 6  03.09.2004  M. Fincke  5h 21m
Installing three antennas on the exterior of the Zvezda Service Module; replacing of a pump panel on the Zarya module; installation of guides for spacesuit tethers on Zarya handrails
 7  05.06.2009  M. Barratt  4h 54m
Preparing Pirs for the arrival of a new Russian module called the Mini-Research Module 2, or MRM2
 8  10.06.2009  M. Barratt  0h 12m
Interior spacewalk to the transfer compartment between the Zvezda service module and the Zarya module for setting the stage for the MRM2's launch and automated linkup.

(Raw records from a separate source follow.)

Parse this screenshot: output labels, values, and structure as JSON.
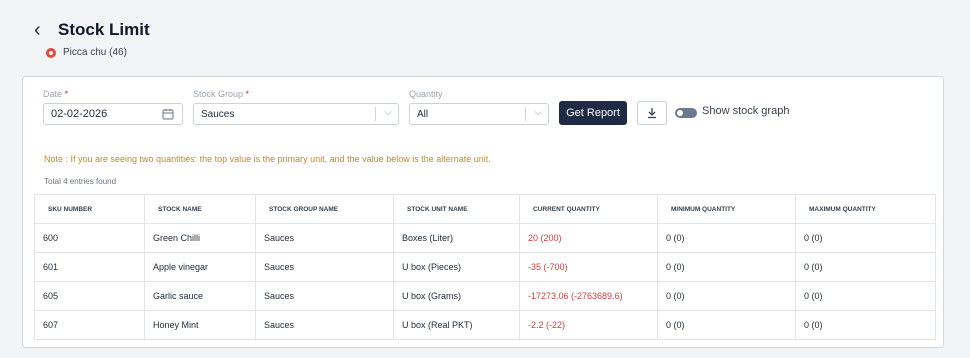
{
  "page": {
    "title": "Stock Limit",
    "store": "Picca chu (46)"
  },
  "filters": {
    "date": {
      "label": "Date",
      "required_mark": "*",
      "value": "02-02-2026"
    },
    "stock_group": {
      "label": "Stock Group",
      "required_mark": "*",
      "value": "Sauces"
    },
    "quantity": {
      "label": "Quantity",
      "value": "All"
    },
    "get_report_label": "Get Report",
    "show_graph_label": "Show stock graph",
    "show_graph_enabled": false
  },
  "note": "Note : If you are seeing two quantities: the top value is the primary unit, and the value below is the alternate unit.",
  "total": "Total 4 entries found",
  "table": {
    "headers": [
      "SKU NUMBER",
      "STOCK NAME",
      "STOCK GROUP NAME",
      "STOCK UNIT NAME",
      "CURRENT QUANTITY",
      "MINIMUM QUANTITY",
      "MAXIMUM QUANTITY"
    ],
    "rows": [
      [
        "600",
        "Green Chilli",
        "Sauces",
        "Boxes (Liter)",
        "20 (200)",
        "0 (0)",
        "0 (0)"
      ],
      [
        "601",
        "Apple vinegar",
        "Sauces",
        "U box (Pieces)",
        "-35 (-700)",
        "0 (0)",
        "0 (0)"
      ],
      [
        "605",
        "Garlic sauce",
        "Sauces",
        "U box (Grams)",
        "-17273.06 (-2763689.6)",
        "0 (0)",
        "0 (0)"
      ],
      [
        "607",
        "Honey Mint",
        "Sauces",
        "U box (Real PKT)",
        "-2.2 (-22)",
        "0 (0)",
        "0 (0)"
      ]
    ]
  },
  "colors": {
    "primary_button": "#1f2a44",
    "quantity_text": "#d93b3b",
    "note_text": "#c58a25",
    "store_dot": "#e04b3b"
  },
  "icons": [
    "chevron-left-icon",
    "store-icon",
    "calendar-icon",
    "chevron-down-icon",
    "download-icon"
  ]
}
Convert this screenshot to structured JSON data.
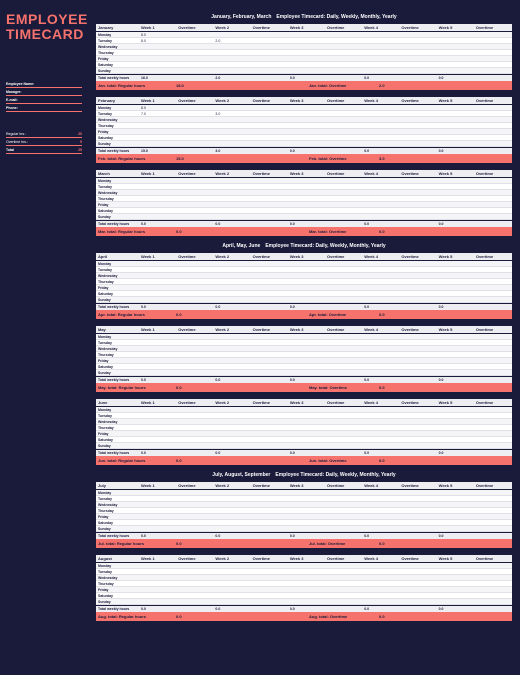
{
  "sidebar": {
    "title_l1": "EMPLOYEE",
    "title_l2": "TIMECARD",
    "fields": [
      {
        "label": "Employee Name:",
        "value": ""
      },
      {
        "label": "Manager:",
        "value": ""
      },
      {
        "label": "E-mail:",
        "value": ""
      },
      {
        "label": "Phone:",
        "value": ""
      }
    ],
    "summary": [
      {
        "label": "Regular hrs.:",
        "value": "20"
      },
      {
        "label": "Overtime hrs.:",
        "value": "5"
      },
      {
        "label": "Total",
        "value": "25"
      }
    ]
  },
  "columns": [
    "Week 1",
    "Overtime",
    "Week 2",
    "Overtime",
    "Week 3",
    "Overtime",
    "Week 4",
    "Overtime",
    "Week 5",
    "Overtime"
  ],
  "days": [
    "Monday",
    "Tuesday",
    "Wednesday",
    "Thursday",
    "Friday",
    "Saturday",
    "Sunday"
  ],
  "total_weekly_label": "Total weekly hours",
  "quarters": [
    {
      "header": "January, February, March Employee Timecard: Daily, Weekly, Monthly, Yearly",
      "months": [
        {
          "name": "January",
          "cells": {
            "Monday": [
              "8.0",
              "",
              "",
              "",
              "",
              "",
              "",
              "",
              "",
              ""
            ],
            "Tuesday": [
              "8.0",
              "",
              "2.0",
              "",
              "",
              "",
              "",
              "",
              "",
              ""
            ]
          },
          "weekly_totals": [
            "16.0",
            "",
            "2.0",
            "",
            "0.0",
            "",
            "0.0",
            "",
            "0.0",
            ""
          ],
          "footers": {
            "reg_label": "Jan. total: Regular hours",
            "reg": "18.0",
            "ot_label": "Jan. total: Overtime",
            "ot": "2.0"
          }
        },
        {
          "name": "February",
          "cells": {
            "Monday": [
              "8.0",
              "",
              "",
              "",
              "",
              "",
              "",
              "",
              "",
              ""
            ],
            "Tuesday": [
              "7.0",
              "",
              "3.0",
              "",
              "",
              "",
              "",
              "",
              "",
              ""
            ]
          },
          "weekly_totals": [
            "15.0",
            "",
            "3.0",
            "",
            "0.0",
            "",
            "0.0",
            "",
            "0.0",
            ""
          ],
          "footers": {
            "reg_label": "Feb. total: Regular hours",
            "reg": "15.0",
            "ot_label": "Feb. total: Overtime",
            "ot": "3.0"
          }
        },
        {
          "name": "March",
          "cells": {},
          "weekly_totals": [
            "0.0",
            "",
            "0.0",
            "",
            "0.0",
            "",
            "0.0",
            "",
            "0.0",
            ""
          ],
          "footers": {
            "reg_label": "Mar. total: Regular hours",
            "reg": "0.0",
            "ot_label": "Mar. total: Overtime",
            "ot": "0.0"
          }
        }
      ]
    },
    {
      "header": "April, May, June Employee Timecard: Daily, Weekly, Monthly, Yearly",
      "months": [
        {
          "name": "April",
          "cells": {},
          "weekly_totals": [
            "0.0",
            "",
            "0.0",
            "",
            "0.0",
            "",
            "0.0",
            "",
            "0.0",
            ""
          ],
          "footers": {
            "reg_label": "Apr. total: Regular hours",
            "reg": "0.0",
            "ot_label": "Apr. total: Overtime",
            "ot": "0.0"
          }
        },
        {
          "name": "May",
          "cells": {},
          "weekly_totals": [
            "0.0",
            "",
            "0.0",
            "",
            "0.0",
            "",
            "0.0",
            "",
            "0.0",
            ""
          ],
          "footers": {
            "reg_label": "May. total: Regular hours",
            "reg": "0.0",
            "ot_label": "May. total: Overtime",
            "ot": "0.0"
          }
        },
        {
          "name": "June",
          "cells": {},
          "weekly_totals": [
            "0.0",
            "",
            "0.0",
            "",
            "0.0",
            "",
            "0.0",
            "",
            "0.0",
            ""
          ],
          "footers": {
            "reg_label": "Jun. total: Regular hours",
            "reg": "0.0",
            "ot_label": "Jun. total: Overtime",
            "ot": "0.0"
          }
        }
      ]
    },
    {
      "header": "July, August, September Employee Timecard: Daily, Weekly, Monthly, Yearly",
      "months": [
        {
          "name": "July",
          "cells": {},
          "weekly_totals": [
            "0.0",
            "",
            "0.0",
            "",
            "0.0",
            "",
            "0.0",
            "",
            "0.0",
            ""
          ],
          "footers": {
            "reg_label": "Jul. total: Regular hours",
            "reg": "0.0",
            "ot_label": "Jul. total: Overtime",
            "ot": "0.0"
          }
        },
        {
          "name": "August",
          "cells": {},
          "weekly_totals": [
            "0.0",
            "",
            "0.0",
            "",
            "0.0",
            "",
            "0.0",
            "",
            "0.0",
            ""
          ],
          "footers": {
            "reg_label": "Aug. total: Regular hours",
            "reg": "0.0",
            "ot_label": "Aug. total: Overtime",
            "ot": "0.0"
          }
        }
      ]
    }
  ]
}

 9  20.08.2012  Y. Malenchenko  5h 51m
The cosmonauts moved a Strela-2 cargo boom from the Pirs docking compartment to the Zarya module.
 10  10.08.2015  M. Korniyenko  5h 34m
Photographic inspection of the station's Russian segment, retrieval of an experiment, window cleaning and surface sampling.

Russia and the U.S. define EVA differently. Russian cosmonauts are said to perform EVA any time they are in vacuum in a space suit. A U.S. astronaut must have at least his head outside his spacecraft before he is said to perform an EVA.
In this table, we apply the Russian definition to Russian EVAs, and the U.S. definition to U.S.EVAs.